Say for example there is a drug on the market that enhances creativity. Just say.
We call that Drug A. We develop a new drug to compete with Drug A, which we call Drug B. If we do clinical trials and find that Drug B is better than Drug A, but actually A is better, then we have made an E1 error. If we conclude that Drug B is no better, but it actually is, we have made an E2 error.

An E4 error (we’ll get to E3 in a second), is when you intentionally focus on the wrong issue (such as saying Drug B is better for headaches), and you are doing it for personal gain, because it just happens to be a larger market.

The E3 error

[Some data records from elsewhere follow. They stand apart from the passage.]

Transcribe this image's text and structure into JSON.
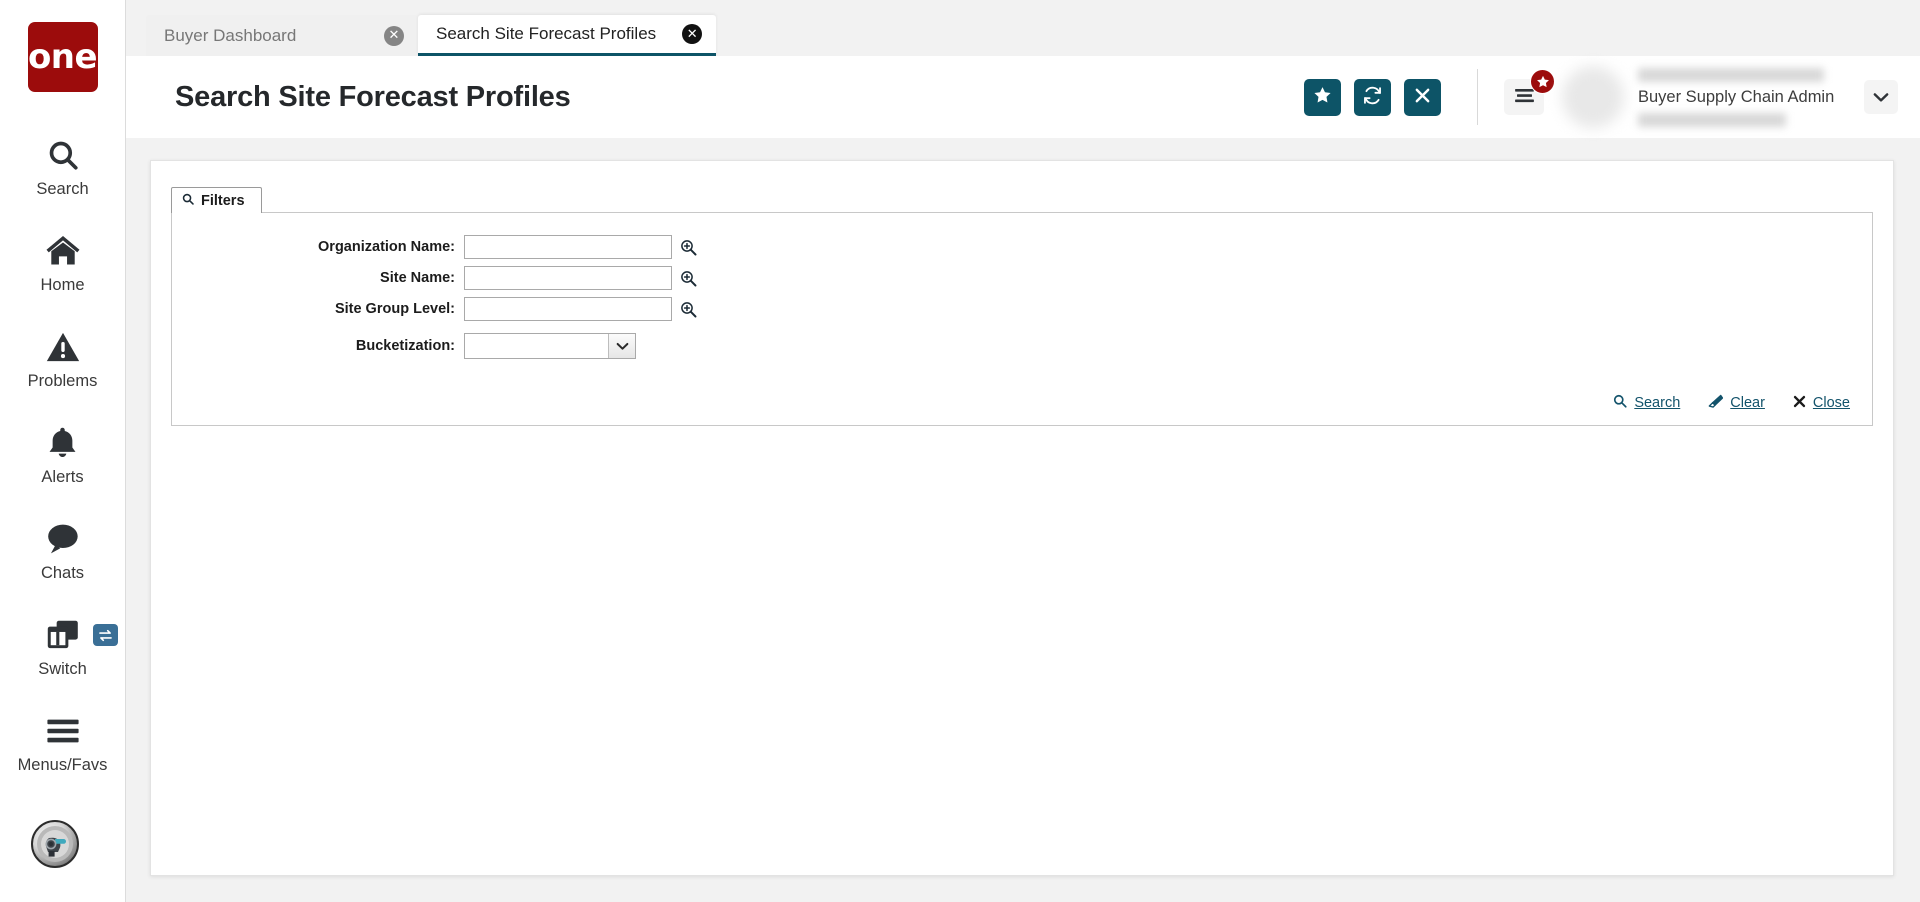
{
  "app": {
    "logo_text": "one",
    "logo_color": "#9c0c0c",
    "accent_color": "#0d5467"
  },
  "sidebar": {
    "items": [
      {
        "label": "Search",
        "icon": "search-icon"
      },
      {
        "label": "Home",
        "icon": "home-icon"
      },
      {
        "label": "Problems",
        "icon": "warning-triangle-icon"
      },
      {
        "label": "Alerts",
        "icon": "bell-icon"
      },
      {
        "label": "Chats",
        "icon": "chat-bubble-icon"
      },
      {
        "label": "Switch",
        "icon": "windows-switch-icon",
        "badge_icon": "exchange-arrows-icon"
      },
      {
        "label": "Menus/Favs",
        "icon": "hamburger-icon"
      }
    ],
    "bottom_avatar_icon": "assistant-bot-avatar-icon"
  },
  "tabs": [
    {
      "label": "Buyer Dashboard",
      "active": false,
      "close_icon": "close-circle-icon"
    },
    {
      "label": "Search Site Forecast Profiles",
      "active": true,
      "close_icon": "close-circle-icon"
    }
  ],
  "header": {
    "title": "Search Site Forecast Profiles",
    "buttons": [
      {
        "name": "favorite-button",
        "icon": "star-icon"
      },
      {
        "name": "refresh-button",
        "icon": "refresh-icon"
      },
      {
        "name": "close-button",
        "icon": "x-icon"
      }
    ],
    "menu_button": {
      "icon": "hamburger-icon",
      "badge_icon": "star-icon"
    },
    "user": {
      "name_masked": "",
      "role": "Buyer Supply Chain Admin",
      "email_masked": "",
      "caret_icon": "chevron-down-icon"
    }
  },
  "filters": {
    "tab_label": "Filters",
    "tab_icon": "search-icon",
    "fields": [
      {
        "label": "Organization Name:",
        "value": "",
        "placeholder": "",
        "type": "lookup",
        "icon": "magnifier-plus-icon"
      },
      {
        "label": "Site Name:",
        "value": "",
        "placeholder": "",
        "type": "lookup",
        "icon": "magnifier-plus-icon"
      },
      {
        "label": "Site Group Level:",
        "value": "",
        "placeholder": "",
        "type": "lookup",
        "icon": "magnifier-plus-icon"
      },
      {
        "label": "Bucketization:",
        "value": "",
        "type": "select",
        "icon": "chevron-down-icon",
        "options": []
      }
    ],
    "actions": [
      {
        "label": "Search",
        "icon": "search-icon"
      },
      {
        "label": "Clear",
        "icon": "eraser-icon"
      },
      {
        "label": "Close",
        "icon": "x-icon"
      }
    ]
  }
}
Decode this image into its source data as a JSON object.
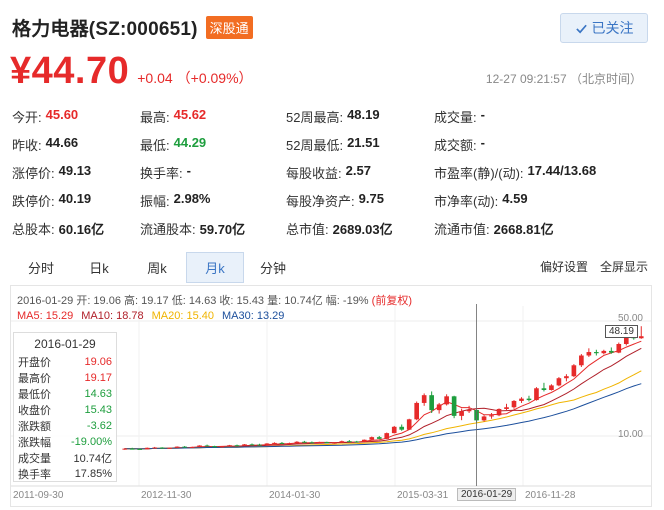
{
  "header": {
    "title": "格力电器(SZ:000651)",
    "badge": "深股通",
    "follow_label": "已关注"
  },
  "price": {
    "current": "¥44.70",
    "change": "+0.04",
    "change_pct": "（+0.09%）",
    "timestamp": "12-27 09:21:57 （北京时间）"
  },
  "quote": [
    [
      {
        "l": "今开:",
        "v": "45.60",
        "c": "up"
      },
      {
        "l": "最高:",
        "v": "45.62",
        "c": "up"
      },
      {
        "l": "52周最高:",
        "v": "48.19",
        "c": ""
      },
      {
        "l": "成交量:",
        "v": "-",
        "c": ""
      }
    ],
    [
      {
        "l": "昨收:",
        "v": "44.66",
        "c": ""
      },
      {
        "l": "最低:",
        "v": "44.29",
        "c": "down"
      },
      {
        "l": "52周最低:",
        "v": "21.51",
        "c": ""
      },
      {
        "l": "成交额:",
        "v": "-",
        "c": ""
      }
    ],
    [
      {
        "l": "涨停价:",
        "v": "49.13",
        "c": ""
      },
      {
        "l": "换手率:",
        "v": "-",
        "c": ""
      },
      {
        "l": "每股收益:",
        "v": "2.57",
        "c": ""
      },
      {
        "l": "市盈率(静)/(动):",
        "v": "17.44/13.68",
        "c": ""
      }
    ],
    [
      {
        "l": "跌停价:",
        "v": "40.19",
        "c": ""
      },
      {
        "l": "振幅:",
        "v": "2.98%",
        "c": ""
      },
      {
        "l": "每股净资产:",
        "v": "9.75",
        "c": ""
      },
      {
        "l": "市净率(动):",
        "v": "4.59",
        "c": ""
      }
    ],
    [
      {
        "l": "总股本:",
        "v": "60.16亿",
        "c": ""
      },
      {
        "l": "流通股本:",
        "v": "59.70亿",
        "c": ""
      },
      {
        "l": "总市值:",
        "v": "2689.03亿",
        "c": ""
      },
      {
        "l": "流通市值:",
        "v": "2668.81亿",
        "c": ""
      }
    ]
  ],
  "tabs": [
    "分时",
    "日k",
    "周k",
    "月k",
    "分钟"
  ],
  "active_tab": "月k",
  "tools": {
    "pref": "偏好设置",
    "fullscreen": "全屏显示"
  },
  "info_line": {
    "text": "2016-01-29 开: 19.06 高: 19.17 低: 14.63 收: 15.43 量: 10.74亿 幅: -19%",
    "adjust": "(前复权)"
  },
  "ma": [
    {
      "label": "MA5: 15.29",
      "color": "#e62a2a"
    },
    {
      "label": "MA10: 18.78",
      "color": "#b0202a"
    },
    {
      "label": "MA20: 15.40",
      "color": "#f0b400"
    },
    {
      "label": "MA30: 13.29",
      "color": "#1c4f9c"
    }
  ],
  "tooltip": {
    "date": "2016-01-29",
    "rows": [
      {
        "l": "开盘价",
        "v": "19.06",
        "c": "up"
      },
      {
        "l": "最高价",
        "v": "19.17",
        "c": "up"
      },
      {
        "l": "最低价",
        "v": "14.63",
        "c": "down"
      },
      {
        "l": "收盘价",
        "v": "15.43",
        "c": "down"
      },
      {
        "l": "涨跌额",
        "v": "-3.62",
        "c": "down"
      },
      {
        "l": "涨跌幅",
        "v": "-19.00%",
        "c": "down"
      },
      {
        "l": "成交量",
        "v": "10.74亿",
        "c": ""
      },
      {
        "l": "换手率",
        "v": "17.85%",
        "c": ""
      }
    ]
  },
  "colors": {
    "up": "#e62a2a",
    "down": "#1e9e3e",
    "accent": "#3a75c4"
  },
  "chart_data": {
    "type": "candlestick",
    "y_axis_labels": [
      "50.00",
      "10.00"
    ],
    "y_axis_values": [
      50,
      10
    ],
    "x_axis_labels": [
      "2011-09-30",
      "2012-11-30",
      "2014-01-30",
      "2015-03-31",
      "2016-01-29",
      "2016-11-28"
    ],
    "crosshair_label": "2016-01-29",
    "last_price_tag": "48.19",
    "candles": [
      [
        5.5,
        5.8,
        5.2,
        5.6
      ],
      [
        5.6,
        5.9,
        5.4,
        5.5
      ],
      [
        5.5,
        5.7,
        5.3,
        5.4
      ],
      [
        5.4,
        6.0,
        5.3,
        5.9
      ],
      [
        5.9,
        6.2,
        5.7,
        6.0
      ],
      [
        6.0,
        6.1,
        5.6,
        5.7
      ],
      [
        5.7,
        6.0,
        5.6,
        5.9
      ],
      [
        5.9,
        6.4,
        5.8,
        6.3
      ],
      [
        6.3,
        6.5,
        6.0,
        6.1
      ],
      [
        6.1,
        6.3,
        5.9,
        6.2
      ],
      [
        6.2,
        6.8,
        6.1,
        6.7
      ],
      [
        6.7,
        7.0,
        6.4,
        6.5
      ],
      [
        6.5,
        6.6,
        6.0,
        6.1
      ],
      [
        6.1,
        6.5,
        6.0,
        6.4
      ],
      [
        6.4,
        6.9,
        6.3,
        6.8
      ],
      [
        6.8,
        7.0,
        6.5,
        6.6
      ],
      [
        6.6,
        7.2,
        6.5,
        7.1
      ],
      [
        7.1,
        7.4,
        6.9,
        7.0
      ],
      [
        7.0,
        7.3,
        6.7,
        6.8
      ],
      [
        6.8,
        7.5,
        6.7,
        7.4
      ],
      [
        7.4,
        7.8,
        7.2,
        7.6
      ],
      [
        7.6,
        7.9,
        7.3,
        7.4
      ],
      [
        7.4,
        7.7,
        7.1,
        7.5
      ],
      [
        7.5,
        8.2,
        7.4,
        8.0
      ],
      [
        8.0,
        8.3,
        7.7,
        7.8
      ],
      [
        7.8,
        8.1,
        7.5,
        7.6
      ],
      [
        7.6,
        8.0,
        7.5,
        7.9
      ],
      [
        7.9,
        8.0,
        7.4,
        7.5
      ],
      [
        7.5,
        7.8,
        7.3,
        7.7
      ],
      [
        7.7,
        8.4,
        7.6,
        8.2
      ],
      [
        8.2,
        8.6,
        8.0,
        8.1
      ],
      [
        8.1,
        8.3,
        7.8,
        7.9
      ],
      [
        7.9,
        8.8,
        7.8,
        8.7
      ],
      [
        8.7,
        9.8,
        8.6,
        9.6
      ],
      [
        9.6,
        10.0,
        8.9,
        9.0
      ],
      [
        9.0,
        11.2,
        8.9,
        11.0
      ],
      [
        11.0,
        13.5,
        10.9,
        13.2
      ],
      [
        13.2,
        14.0,
        11.8,
        12.2
      ],
      [
        12.2,
        16.0,
        12.1,
        15.8
      ],
      [
        15.8,
        22.0,
        15.5,
        21.5
      ],
      [
        21.5,
        24.8,
        20.5,
        24.2
      ],
      [
        24.2,
        25.5,
        18.0,
        19.0
      ],
      [
        19.0,
        21.5,
        17.8,
        21.0
      ],
      [
        21.0,
        24.5,
        20.6,
        23.8
      ],
      [
        23.8,
        24.0,
        16.2,
        17.0
      ],
      [
        17.0,
        19.5,
        15.5,
        18.6
      ],
      [
        18.6,
        20.5,
        18.0,
        19.06
      ],
      [
        19.06,
        19.17,
        14.63,
        15.43
      ],
      [
        15.43,
        17.2,
        15.0,
        16.8
      ],
      [
        16.8,
        18.0,
        16.0,
        17.2
      ],
      [
        17.2,
        19.6,
        16.9,
        19.4
      ],
      [
        19.4,
        21.2,
        19.0,
        20.0
      ],
      [
        20.0,
        22.5,
        19.5,
        22.2
      ],
      [
        22.2,
        23.5,
        21.5,
        23.0
      ],
      [
        23.0,
        24.0,
        22.0,
        22.5
      ],
      [
        22.5,
        27.0,
        22.3,
        26.6
      ],
      [
        26.6,
        28.5,
        25.5,
        26.0
      ],
      [
        26.0,
        28.0,
        25.8,
        27.6
      ],
      [
        27.6,
        30.5,
        27.3,
        30.1
      ],
      [
        30.1,
        31.5,
        29.0,
        30.8
      ],
      [
        30.8,
        35.0,
        30.5,
        34.6
      ],
      [
        34.6,
        38.5,
        34.0,
        38.0
      ],
      [
        38.0,
        40.5,
        37.5,
        39.2
      ],
      [
        39.2,
        40.0,
        38.0,
        38.8
      ],
      [
        38.8,
        40.0,
        38.4,
        39.6
      ],
      [
        39.6,
        40.8,
        38.6,
        39.0
      ],
      [
        39.0,
        42.5,
        38.8,
        42.0
      ],
      [
        42.0,
        46.5,
        41.5,
        45.2
      ],
      [
        45.2,
        45.8,
        43.5,
        44.0
      ],
      [
        44.0,
        48.19,
        43.8,
        44.7
      ]
    ]
  }
}
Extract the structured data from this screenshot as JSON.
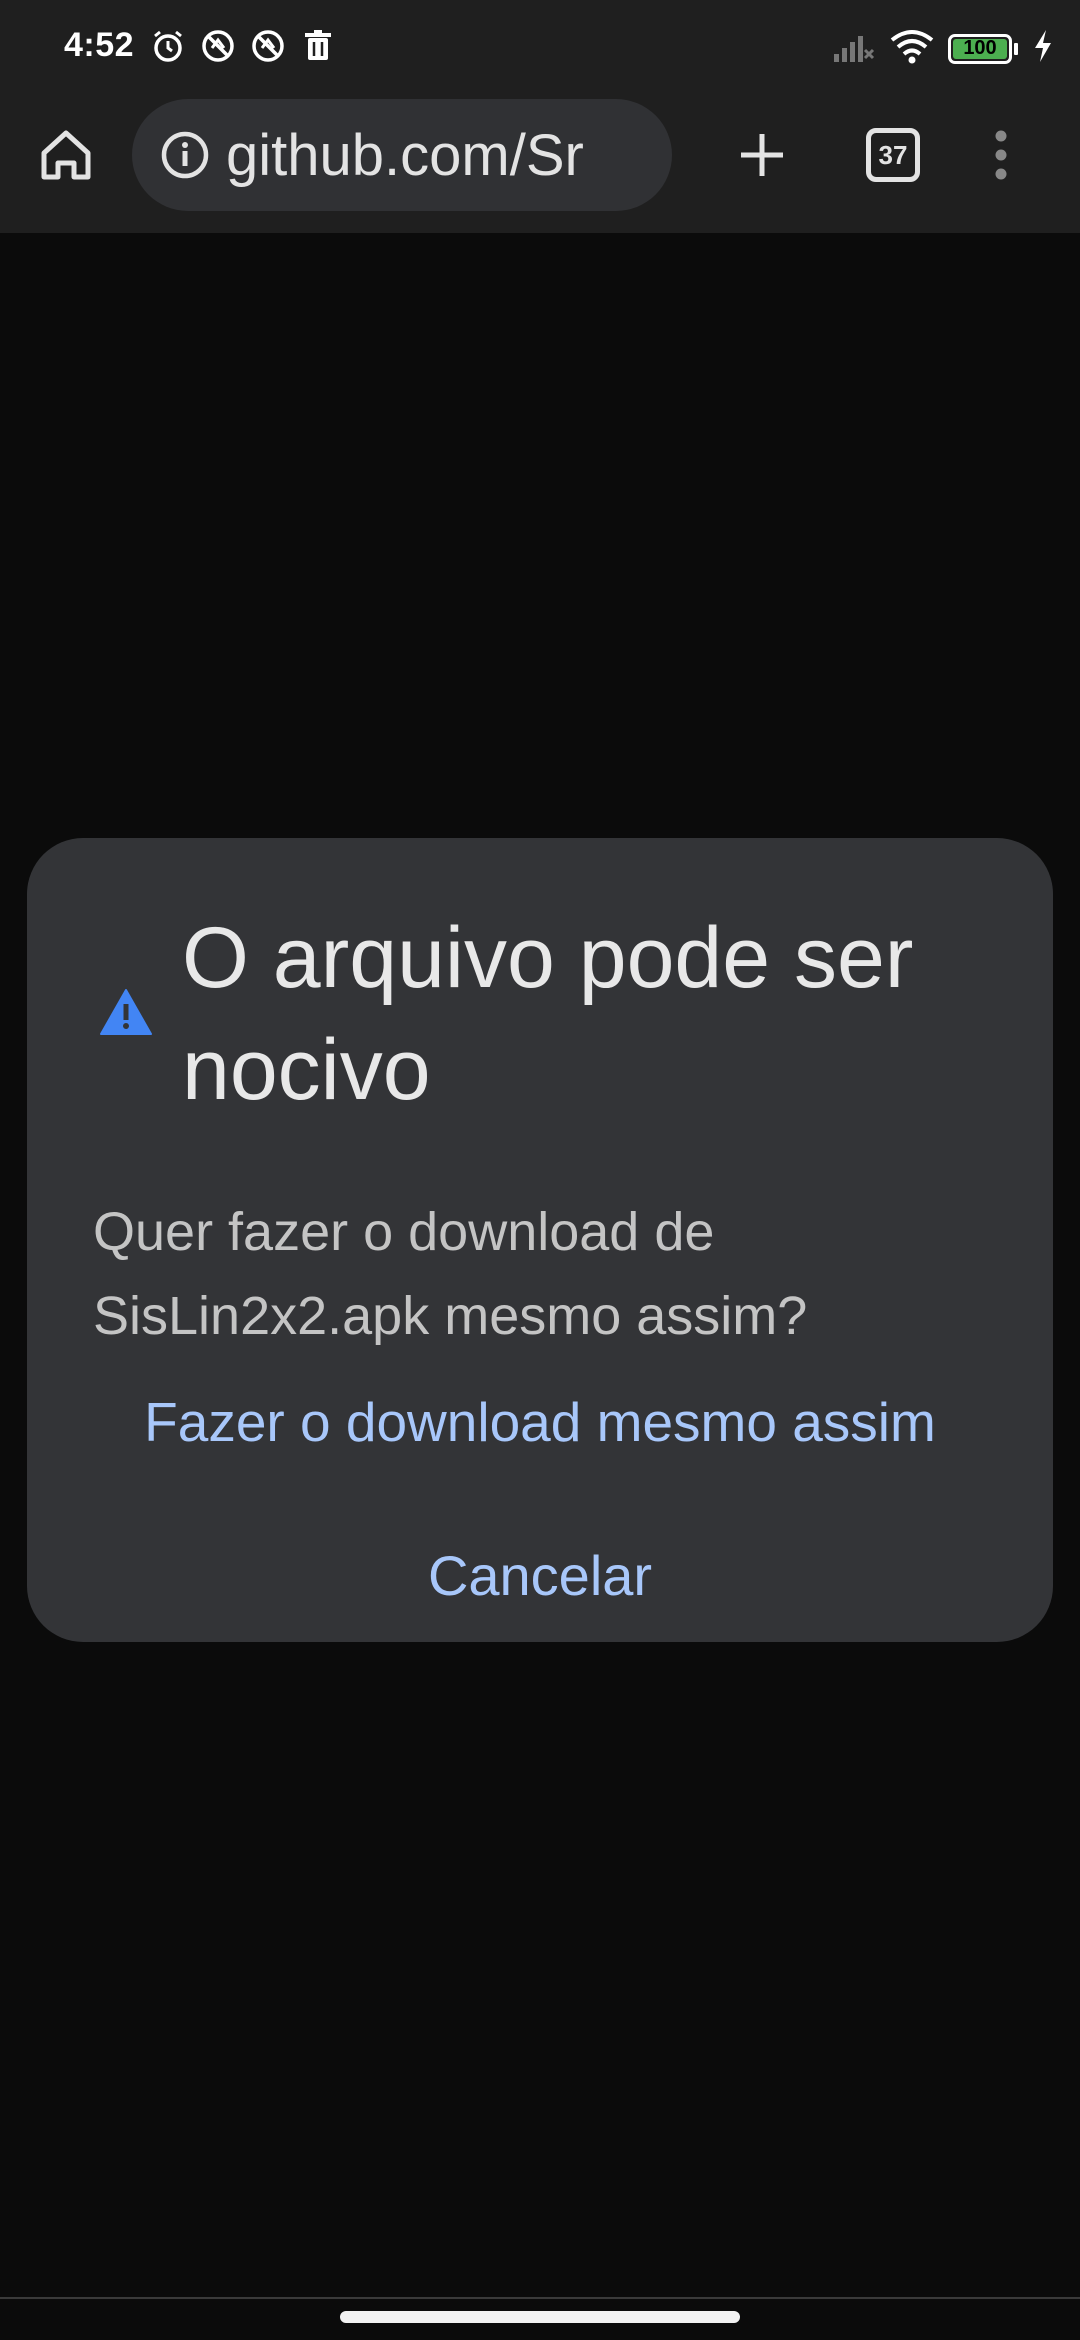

I leave E1 and E2 errors to the statisticians and E4 errors to the politicians. What concerns us here, and is killing agencies, is the E3 error, which simply stated is: solving the wrong problem precisely, or as I like to say, “There are many ways of solving the right problem; there are no ways of solving the wrong problem”.

To find out more on E3 errors, attend Sid Peimer’s course Essential Strategic Planning Skills for Client Service Creative and Non-Planners in October. It will be held in Durban, Joburg and Cape Town. Book now: don’t lose your space – there are only 200 seats available nationwide.

Mitroff and Silvers (1) in their book Dirty Rotten Strategies, lambast our education system for blinding us to the difference between exercises and problems. “I need a campaign for brand X” is not a problem unless we uncover all the reasons that have led to that need. We are usually quite capable of producing a campaign, which is more of an exercise than a problem solving process. We soldier straight on, thinking that the problem stated is the problem to be solved. But that is seldom the case. If the client then accepts the exercise you’ve produced, are you really adding value?

We are not technicians

If you want to see yourself as a technician, then by all means focus on E1 and E2 errors. However, if you want to be seen as a strategic partner, your radar should constantly be scanning for the E3’s: solving the wrong problem precisely. Coca-Cola learnt it the hard way with their CEO, Ken Ivester, being fired as a result. The crisis began in 1999, when Belgian schoolchildren complained that the Coke tasted ‘funny’. This was no laughing matter, because soon afterwards they began suffering headaches, nausea and vomiting (although the fact that just attending school can actually produces these symptoms was overlooked). Coke engineers quickly found that the difference in taste was due to a new carbon dioxide being used in the carbonation process.

Problem solved. Not.

There was nothing unhealthy in the Coke, so Coke was quick to provide a ‘rational’ explanation and get on with whatever Coke executives do on a day to day basis. Here’s the E3 error: they saw the problem as a technical one, requiring everyone (especially the hysterical parents of the sick children) to accept their explanation and carry on with their lives.

Coca-Cola saw the quality engineers as the relevant experts – actually they saw them as the only experts in the solution. It was an E3 error – the primary and expert resource was actually the PR department. Parents expected empathy for their plight, except they got an explanation. The huge outcry that followed resulted in the largest recall in the company’s 113 year history: 30 million bottles and cans, accompanied by a total ban on Coke products in Belgium. Ouch.

E3 errors in agencies

By the time we get the brief, client has made a number of assumptions based mainly on the desired (and most frequent) outcome: sales. The primary assumption is that they assume consumers will respond to their message in a rational way. We know that we’re often speaking to the same consumer who will travel an extra 10 km to save R1 on a tub of margarine. So we can safely exclude the word ‘rational’ from our analysis.

But just taking the brief is a dangerous way to go – after all, you carry the bulk of the outcome on your shoulders. Or stated more explicitly – if it doesn’t work it’s your fault.

Is Mummy right?

Let’s take a fictitious margarine, ‘Mummy’s Marge’ as an example. You have been briefed to place an ad in a health magazine, because the point of difference is that it contains less fat. But why are you being briefed? Is it because sales are flagging? Why are sales flagging? If competitor spend is not the reason, then what is? Is it being displayed prominently in-store, or do retailers see it as a niche product and don’t see that ‘eye level is buy level’ should apply? If that’s the case, then surely the retailers are our target market? Should we not be convincing them to display this product (which gives a higher margin than ordinary margarine) more prominently? Should we not be looking at on-shelf promotion? Should we not be looking at researching new packaging? Actually we don’t really know at this stage, but you, together with the client, need to find out. Otherwise you’ll be joining the litany of E3 wrecks that clutter up the highway. Just ask Coke.

How to save yourself from E3 errors

To find out more on E3 errors, attend Sid Peimer’s course Essential Strategic Planning Skills for Client Service Creative and Non-Planners in October. It will be held in Durban, Joburg and Cape Town. Book now: don’t lose your space – there are only 200 seats available nationwide.

Ref 1: I Mitroff, A Silvers. Dirty Rotten Strategies. Stanford University Press 2010.

Share This